**Requirement**
For each entry, repeat the text exactly and omit any picture it holds.

**Records provided**
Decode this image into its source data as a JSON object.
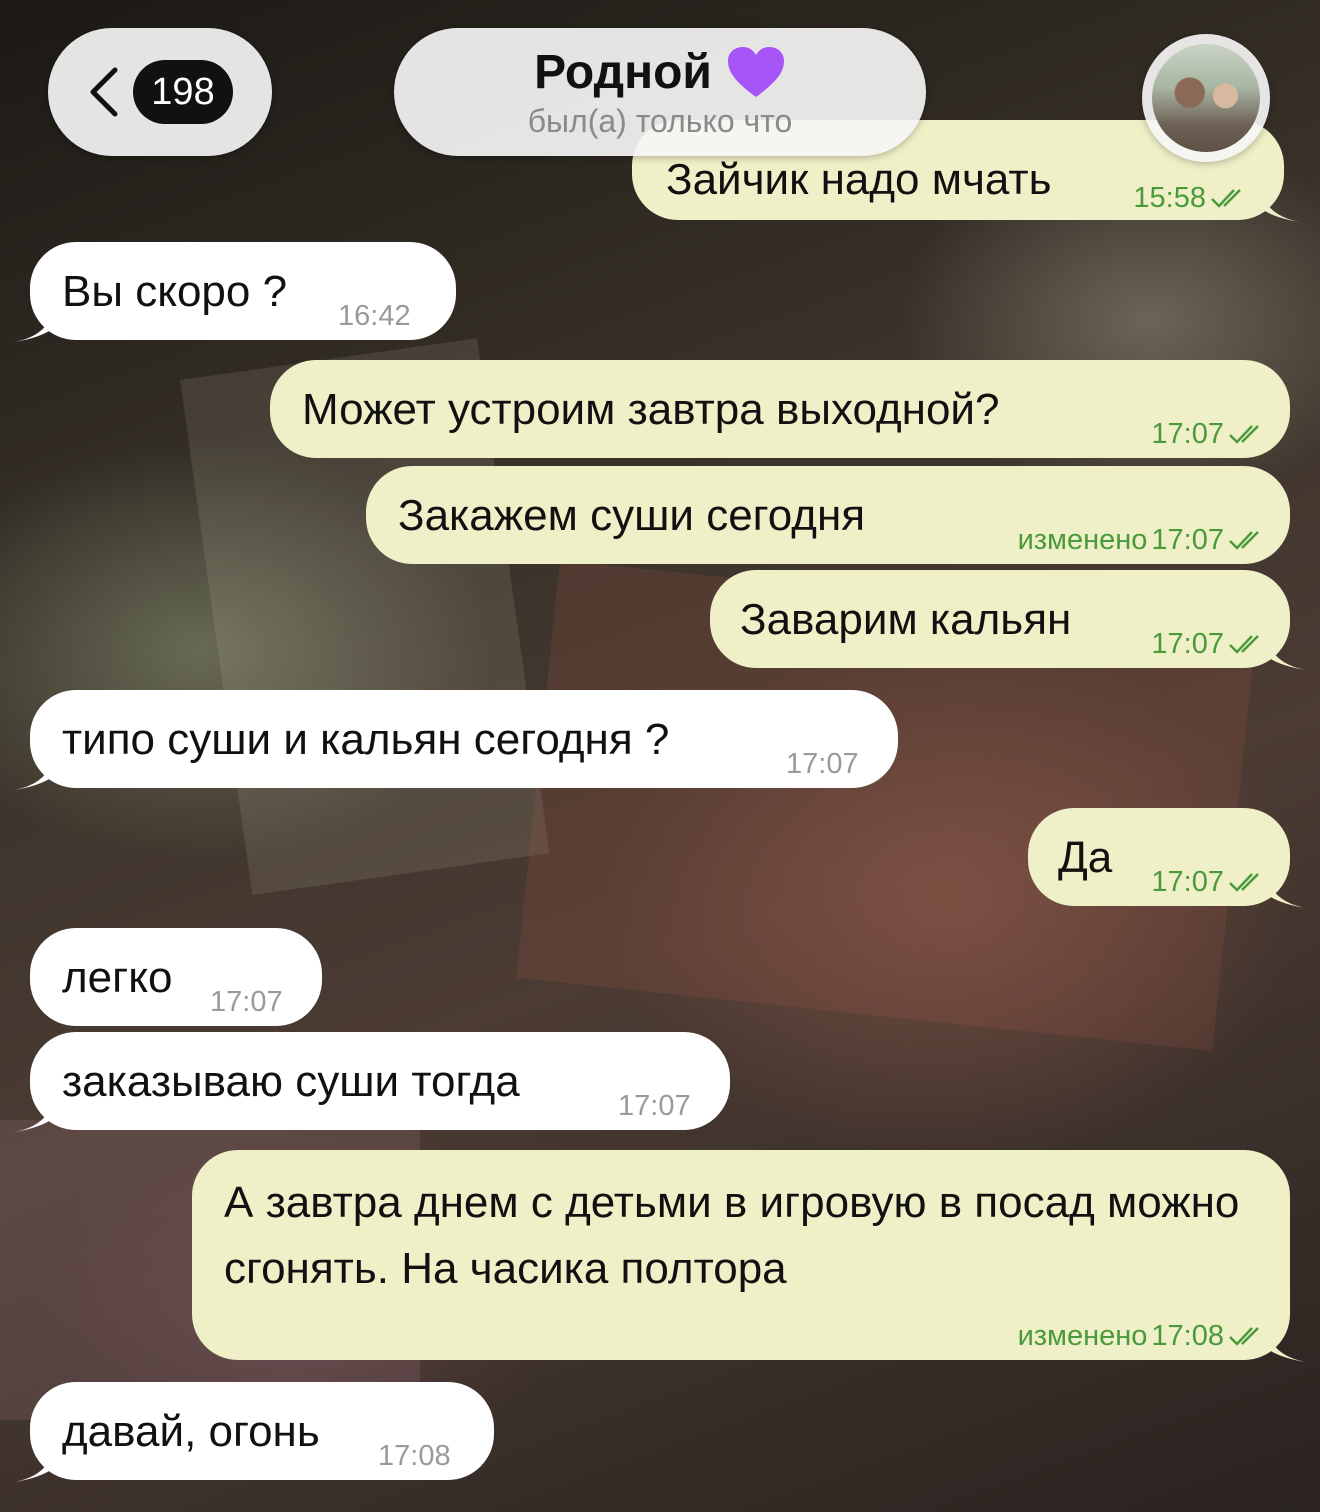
{
  "header": {
    "unread_count": "198",
    "contact_name": "Родной",
    "status": "был(а) только что"
  },
  "colors": {
    "outgoing_bubble": "#f0f0c8",
    "incoming_bubble": "#ffffff",
    "outgoing_meta": "#4a9a3c",
    "heart": "#a855f7"
  },
  "messages": [
    {
      "direction": "out",
      "text": "Зайчик надо мчать",
      "time": "15:58",
      "edited": "",
      "read": true
    },
    {
      "direction": "in",
      "text": "Вы скоро ?",
      "time": "16:42",
      "edited": ""
    },
    {
      "direction": "out",
      "text": "Может устроим завтра выходной?",
      "time": "17:07",
      "edited": "",
      "read": true
    },
    {
      "direction": "out",
      "text": "Закажем суши сегодня",
      "time": "17:07",
      "edited": "изменено",
      "read": true
    },
    {
      "direction": "out",
      "text": "Заварим кальян",
      "time": "17:07",
      "edited": "",
      "read": true
    },
    {
      "direction": "in",
      "text": "типо суши и кальян сегодня ?",
      "time": "17:07",
      "edited": ""
    },
    {
      "direction": "out",
      "text": "Да",
      "time": "17:07",
      "edited": "",
      "read": true
    },
    {
      "direction": "in",
      "text": "легко",
      "time": "17:07",
      "edited": ""
    },
    {
      "direction": "in",
      "text": "заказываю суши тогда",
      "time": "17:07",
      "edited": ""
    },
    {
      "direction": "out",
      "text": "А завтра днем с детьми в игровую в посад можно сгонять. На часика полтора",
      "time": "17:08",
      "edited": "изменено",
      "read": true
    },
    {
      "direction": "in",
      "text": "давай, огонь",
      "time": "17:08",
      "edited": ""
    }
  ]
}
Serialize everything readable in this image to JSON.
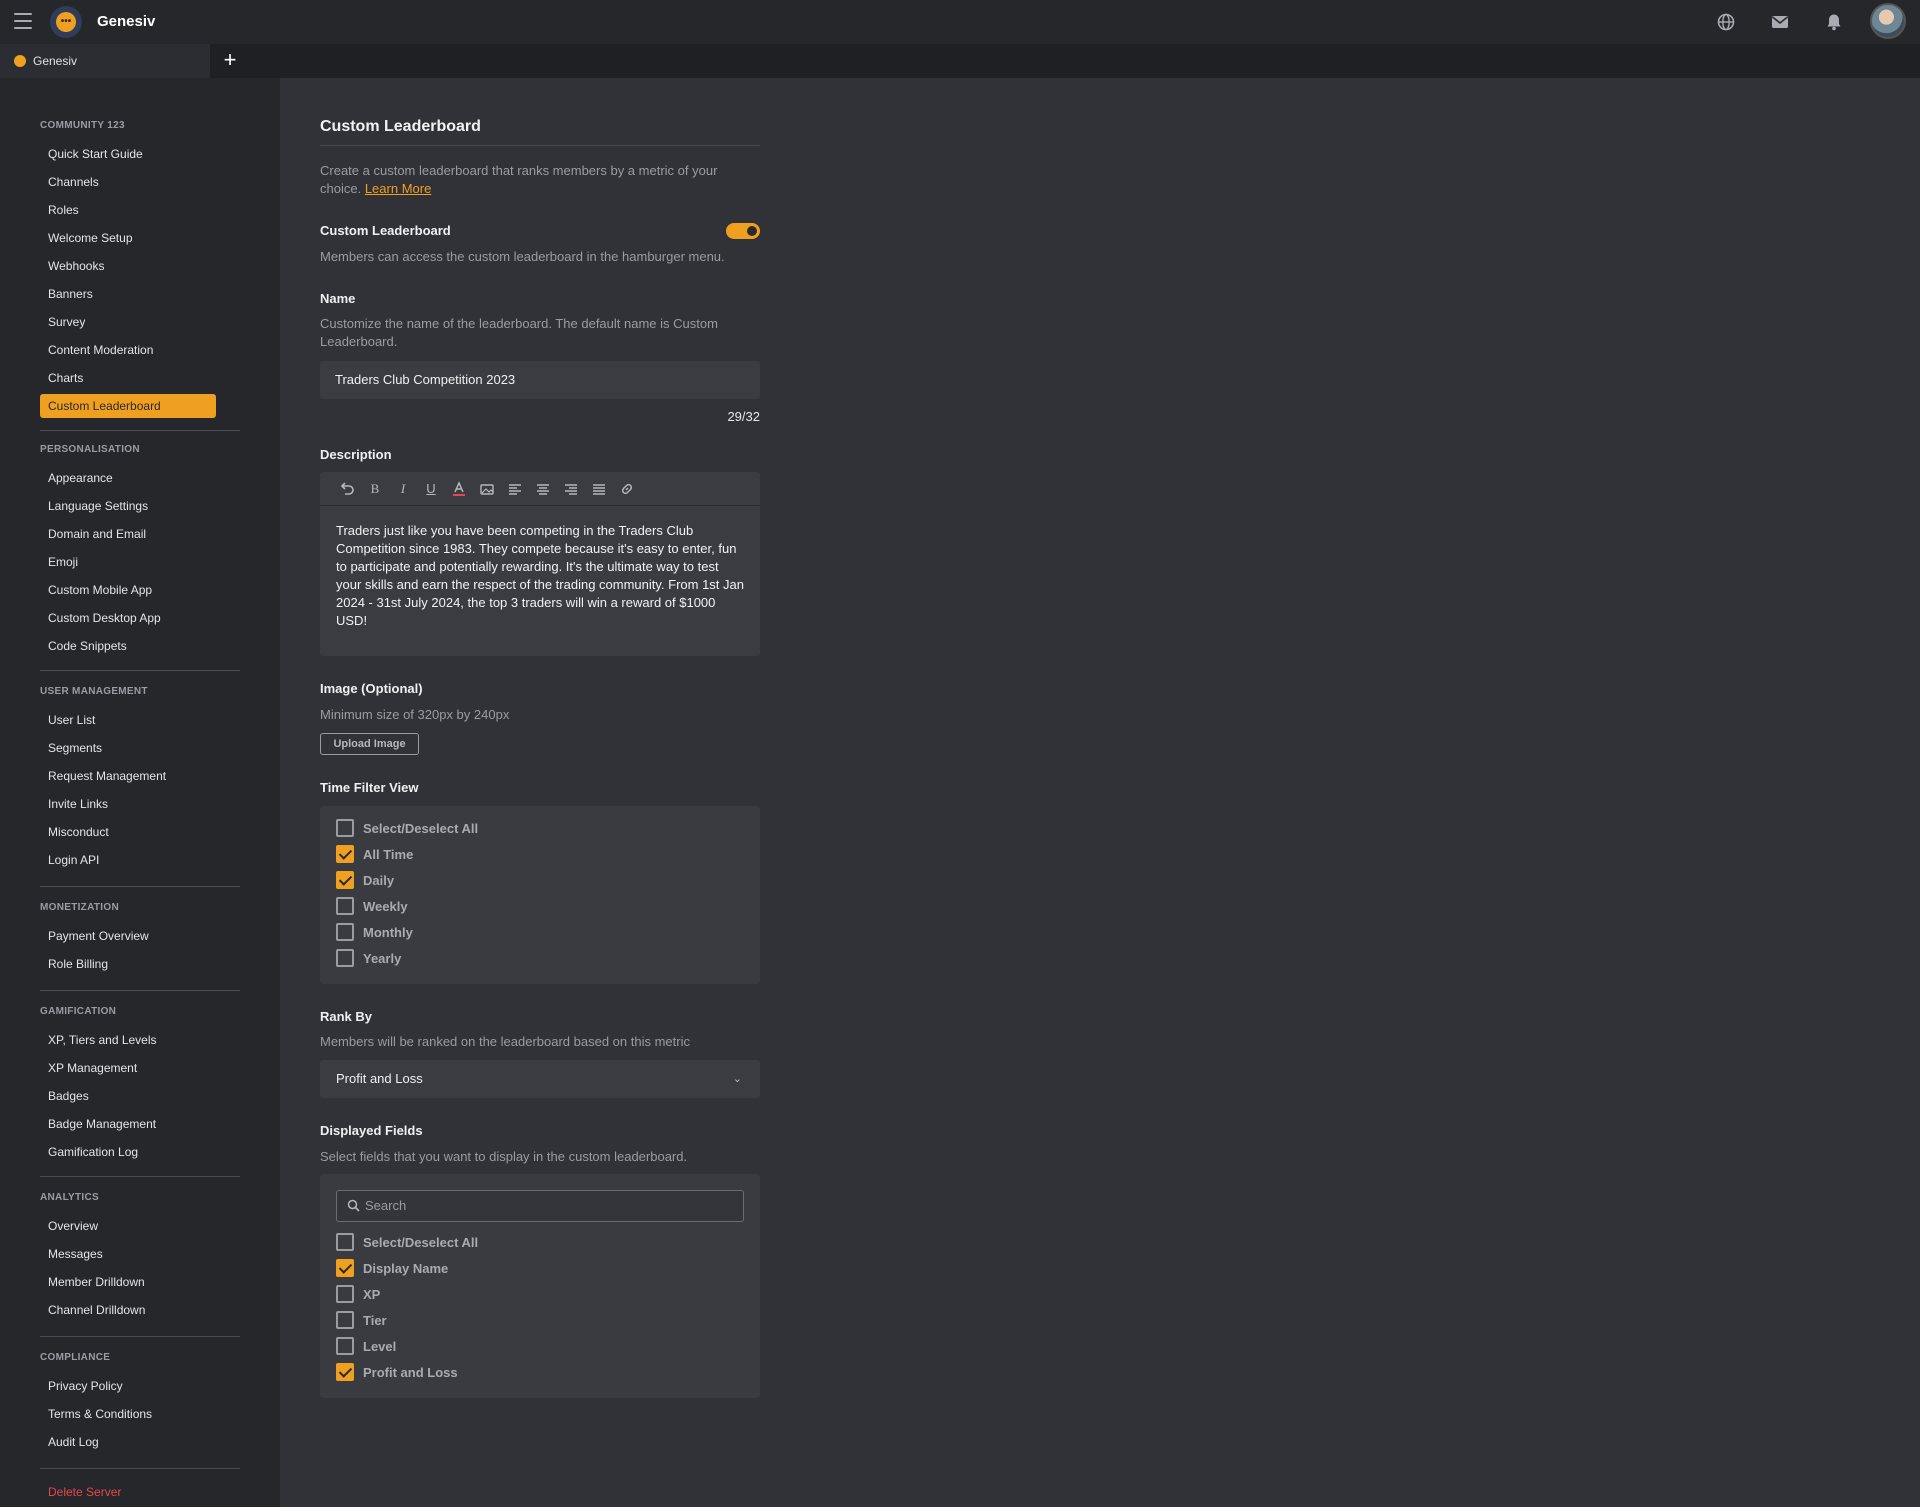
{
  "app": {
    "title": "Genesiv"
  },
  "tabs": [
    {
      "label": "Genesiv"
    }
  ],
  "header_icons": [
    "globe-icon",
    "mail-icon",
    "bell-icon",
    "avatar"
  ],
  "sidebar": {
    "community": {
      "title": "COMMUNITY 123",
      "items": [
        "Quick Start Guide",
        "Channels",
        "Roles",
        "Welcome Setup",
        "Webhooks",
        "Banners",
        "Survey",
        "Content Moderation",
        "Charts",
        "Custom Leaderboard"
      ]
    },
    "personalisation": {
      "title": "PERSONALISATION",
      "items": [
        "Appearance",
        "Language Settings",
        "Domain and Email",
        "Emoji",
        "Custom Mobile App",
        "Custom Desktop App",
        "Code Snippets"
      ]
    },
    "user_management": {
      "title": "USER MANAGEMENT",
      "items": [
        "User List",
        "Segments",
        "Request Management",
        "Invite Links",
        "Misconduct",
        "Login API"
      ]
    },
    "monetization": {
      "title": "MONETIZATION",
      "items": [
        "Payment Overview",
        "Role Billing"
      ]
    },
    "gamification": {
      "title": "GAMIFICATION",
      "items": [
        "XP, Tiers and Levels",
        "XP Management",
        "Badges",
        "Badge Management",
        "Gamification Log"
      ]
    },
    "analytics": {
      "title": "ANALYTICS",
      "items": [
        "Overview",
        "Messages",
        "Member Drilldown",
        "Channel Drilldown"
      ]
    },
    "compliance": {
      "title": "COMPLIANCE",
      "items": [
        "Privacy Policy",
        "Terms & Conditions",
        "Audit Log"
      ]
    },
    "delete": "Delete Server",
    "active_item": "Custom Leaderboard",
    "accent_color": "#f0a020"
  },
  "main": {
    "title": "Custom Leaderboard",
    "intro": "Create a custom leaderboard that ranks members by a metric of your choice.",
    "learn_more": "Learn More",
    "toggle": {
      "label": "Custom Leaderboard",
      "desc": "Members can access the custom leaderboard in the hamburger menu.",
      "enabled": true
    },
    "name": {
      "label": "Name",
      "desc": "Customize the name of the leaderboard. The default name is Custom Leaderboard.",
      "value": "Traders Club Competition 2023",
      "counter": "29/32"
    },
    "description": {
      "label": "Description",
      "toolbar": [
        "undo-icon",
        "bold-icon",
        "italic-icon",
        "underline-icon",
        "text-color-icon",
        "image-icon",
        "align-left-icon",
        "align-center-icon",
        "align-right-icon",
        "justify-icon",
        "link-icon"
      ],
      "text": "Traders just like you have been competing in the Traders Club Competition since 1983. They compete because it's easy to enter, fun to participate and potentially rewarding. It's the ultimate way to test your skills and earn the respect of the trading community. From 1st Jan 2024 - 31st July 2024, the top 3 traders will win a reward of $1000 USD!"
    },
    "image": {
      "label": "Image (Optional)",
      "desc": "Minimum size of 320px by 240px",
      "button": "Upload Image"
    },
    "time_filter": {
      "label": "Time Filter View",
      "options": [
        {
          "label": "Select/Deselect All",
          "checked": false
        },
        {
          "label": "All Time",
          "checked": true
        },
        {
          "label": "Daily",
          "checked": true
        },
        {
          "label": "Weekly",
          "checked": false
        },
        {
          "label": "Monthly",
          "checked": false
        },
        {
          "label": "Yearly",
          "checked": false
        }
      ]
    },
    "rank_by": {
      "label": "Rank By",
      "desc": "Members will be ranked on the leaderboard based on this metric",
      "value": "Profit and Loss"
    },
    "displayed_fields": {
      "label": "Displayed Fields",
      "desc": "Select fields that you want to display in the custom leaderboard.",
      "search_placeholder": "Search",
      "options": [
        {
          "label": "Select/Deselect All",
          "checked": false
        },
        {
          "label": "Display Name",
          "checked": true
        },
        {
          "label": "XP",
          "checked": false
        },
        {
          "label": "Tier",
          "checked": false
        },
        {
          "label": "Level",
          "checked": false
        },
        {
          "label": "Profit and Loss",
          "checked": true
        }
      ]
    }
  }
}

**Solved problem**
Decode this image into its source data as a JSON object.
{
  "header": {
    "unread_count": "198",
    "contact_name": "Родной",
    "status": "был(а) только что"
  },
  "colors": {
    "outgoing_bubble": "#f0f0c8",
    "incoming_bubble": "#ffffff",
    "outgoing_meta": "#4a9a3c",
    "heart": "#a855f7"
  },
  "messages": [
    {
      "direction": "out",
      "text": "Зайчик надо мчать",
      "time": "15:58",
      "edited": "",
      "read": true
    },
    {
      "direction": "in",
      "text": "Вы скоро ?",
      "time": "16:42",
      "edited": ""
    },
    {
      "direction": "out",
      "text": "Может устроим завтра выходной?",
      "time": "17:07",
      "edited": "",
      "read": true
    },
    {
      "direction": "out",
      "text": "Закажем суши сегодня",
      "time": "17:07",
      "edited": "изменено",
      "read": true
    },
    {
      "direction": "out",
      "text": "Заварим кальян",
      "time": "17:07",
      "edited": "",
      "read": true
    },
    {
      "direction": "in",
      "text": "типо суши и кальян сегодня ?",
      "time": "17:07",
      "edited": ""
    },
    {
      "direction": "out",
      "text": "Да",
      "time": "17:07",
      "edited": "",
      "read": true
    },
    {
      "direction": "in",
      "text": "легко",
      "time": "17:07",
      "edited": ""
    },
    {
      "direction": "in",
      "text": "заказываю суши тогда",
      "time": "17:07",
      "edited": ""
    },
    {
      "direction": "out",
      "text": "А завтра днем с детьми в игровую в посад можно сгонять. На часика полтора",
      "time": "17:08",
      "edited": "изменено",
      "read": true
    },
    {
      "direction": "in",
      "text": "давай, огонь",
      "time": "17:08",
      "edited": ""
    }
  ]
}
Serialize everything readable in this image to JSON.
{
  "app": {
    "title": "Genesiv"
  },
  "tabs": [
    {
      "label": "Genesiv"
    }
  ],
  "header_icons": [
    "globe-icon",
    "mail-icon",
    "bell-icon",
    "avatar"
  ],
  "sidebar": {
    "community": {
      "title": "COMMUNITY 123",
      "items": [
        "Quick Start Guide",
        "Channels",
        "Roles",
        "Welcome Setup",
        "Webhooks",
        "Banners",
        "Survey",
        "Content Moderation",
        "Charts",
        "Custom Leaderboard"
      ]
    },
    "personalisation": {
      "title": "PERSONALISATION",
      "items": [
        "Appearance",
        "Language Settings",
        "Domain and Email",
        "Emoji",
        "Custom Mobile App",
        "Custom Desktop App",
        "Code Snippets"
      ]
    },
    "user_management": {
      "title": "USER MANAGEMENT",
      "items": [
        "User List",
        "Segments",
        "Request Management",
        "Invite Links",
        "Misconduct",
        "Login API"
      ]
    },
    "monetization": {
      "title": "MONETIZATION",
      "items": [
        "Payment Overview",
        "Role Billing"
      ]
    },
    "gamification": {
      "title": "GAMIFICATION",
      "items": [
        "XP, Tiers and Levels",
        "XP Management",
        "Badges",
        "Badge Management",
        "Gamification Log"
      ]
    },
    "analytics": {
      "title": "ANALYTICS",
      "items": [
        "Overview",
        "Messages",
        "Member Drilldown",
        "Channel Drilldown"
      ]
    },
    "compliance": {
      "title": "COMPLIANCE",
      "items": [
        "Privacy Policy",
        "Terms & Conditions",
        "Audit Log"
      ]
    },
    "delete": "Delete Server",
    "active_item": "Custom Leaderboard",
    "accent_color": "#f0a020"
  },
  "main": {
    "title": "Custom Leaderboard",
    "intro": "Create a custom leaderboard that ranks members by a metric of your choice.",
    "learn_more": "Learn More",
    "toggle": {
      "label": "Custom Leaderboard",
      "desc": "Members can access the custom leaderboard in the hamburger menu.",
      "enabled": true
    },
    "name": {
      "label": "Name",
      "desc": "Customize the name of the leaderboard. The default name is Custom Leaderboard.",
      "value": "Traders Club Competition 2023",
      "counter": "29/32"
    },
    "description": {
      "label": "Description",
      "toolbar": [
        "undo-icon",
        "bold-icon",
        "italic-icon",
        "underline-icon",
        "text-color-icon",
        "image-icon",
        "align-left-icon",
        "align-center-icon",
        "align-right-icon",
        "justify-icon",
        "link-icon"
      ],
      "text": "Traders just like you have been competing in the Traders Club Competition since 1983. They compete because it's easy to enter, fun to participate and potentially rewarding. It's the ultimate way to test your skills and earn the respect of the trading community. From 1st Jan 2024 - 31st July 2024, the top 3 traders will win a reward of $1000 USD!"
    },
    "image": {
      "label": "Image (Optional)",
      "desc": "Minimum size of 320px by 240px",
      "button": "Upload Image"
    },
    "time_filter": {
      "label": "Time Filter View",
      "options": [
        {
          "label": "Select/Deselect All",
          "checked": false
        },
        {
          "label": "All Time",
          "checked": true
        },
        {
          "label": "Daily",
          "checked": true
        },
        {
          "label": "Weekly",
          "checked": false
        },
        {
          "label": "Monthly",
          "checked": false
        },
        {
          "label": "Yearly",
          "checked": false
        }
      ]
    },
    "rank_by": {
      "label": "Rank By",
      "desc": "Members will be ranked on the leaderboard based on this metric",
      "value": "Profit and Loss"
    },
    "displayed_fields": {
      "label": "Displayed Fields",
      "desc": "Select fields that you want to display in the custom leaderboard.",
      "search_placeholder": "Search",
      "options": [
        {
          "label": "Select/Deselect All",
          "checked": false
        },
        {
          "label": "Display Name",
          "checked": true
        },
        {
          "label": "XP",
          "checked": false
        },
        {
          "label": "Tier",
          "checked": false
        },
        {
          "label": "Level",
          "checked": false
        },
        {
          "label": "Profit and Loss",
          "checked": true
        }
      ]
    }
  }
}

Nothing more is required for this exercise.